This has come at a cost, however. While there is in theory unlimited freedom to add content that one considers relevant to Wikipedia, the form that this content will take on screen is very rigidly defined. This is necessary in order to achieve the complexity of the system. The design of Wikipedia is constant across every page in order to make it possible to rapidly navigate through all the information without having to relearn the rules for every article. Nevertheless, when we click on a link to a Wikipedia page, we never know what we are going to get. The design acts not as a constraint on the content, but as an enabler of the content. Without the rules enforced by Wikipedia, none of the content would have been added.

Wales and his foundation have been extremely controversial. On the one hand, in order for Wikipedia to work as it does, the foundation must provide all the support structures necessary to enable the users to create knowledge, and on the other hand it must also blindly trust the users to create information that will be accurate. It simply is not possible to control the content of so many millions of articles. To attempt this would necessarily shrink the size and reduce the complexity of the system, destroying what makes Wikipedia useful in the first place. The emergent dimension must either be embraced or rejected.

The lessons learned from Wikipedia can also be learned from the very rich past of urban planning. Historically the most successful cities have not been those who have had the least planning but the most enabling plans. The Manhattan plan of 1811, for example, provided for the flexible extension of a street grid without interfering in what could be built within the blocks, and so enabled a surge in urbanisation that was unmatched in history. Eventually this model reached its complexity limits and a new design for Manhattan was applied (with varying success), such as the building codes that gave us wedding-cake skyscrapers, and the metropolitan transit system of subways and later on expressways.

The darker side of this phenomenon has been the creation of city designs that inadvertently enabled the creation of a type of city that no one wanted. Every city, no matter how loudly the local authorities claim to be planning-free, have a design. Take the classical example of a “no planning” city, Houston. Although it has no zoning codes, Houston has a system for laying down a grid of roads that implies necessarily a large-scale, long-ride, automobile-dependent city. By their very form, these roads make some types of urbanisation easier and others more difficult. Who is going to build for a walkable neighborhood when there are no sidewalks? How can a TND make a walkable city when at every mile a thoroughfare cuts off the pedestrian links? How can a sustainable city emerge when only one form of link, long-range auto trips, can be made between destinations?

The threat that we face today is not suburban sprawl. New Urbanism and Smart Growth have been victorious in that aspect. The danger we face is dense sprawl, (see Eric Eidlin, The Worst of All Worlds Los Angeles and the Emerging Reality of Dense Sprawl) where our disconnected cities become denser and denser without becoming more complex, resulting in even poorer urban conditions.

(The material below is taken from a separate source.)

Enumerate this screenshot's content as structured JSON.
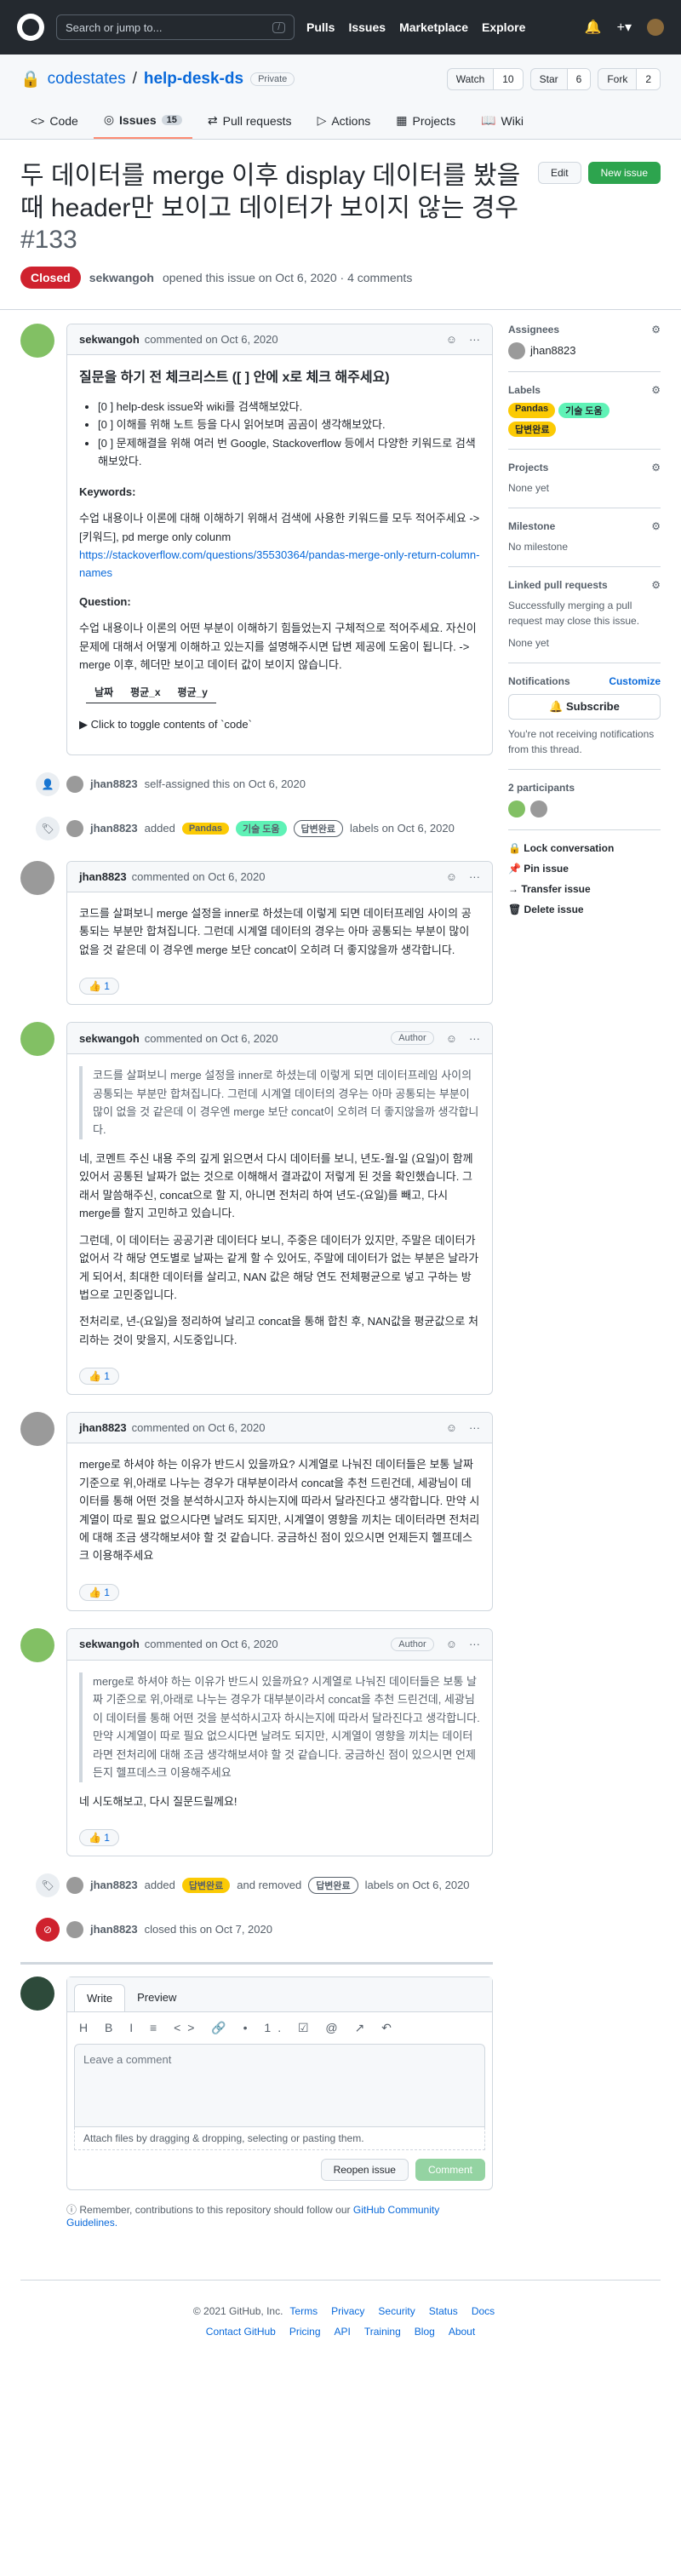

The suburb is not the design. Sprawl is the design.

Our cities may not be what we wanted, but they have not been accidents. They are the result of designs applied by the local (and sometimes not-so-local) authorities. They will only change if we invent and apply new designs for them. They cannot be architectural designs founded upon control of the artist. They also cannot be the endless grid of highway strips. Yet they must have both art and highways. It is a whole new method of design, emergent design, that we must master.

Reference

Wikipedia and Beyond: Jimmy Wales’ sprawling vision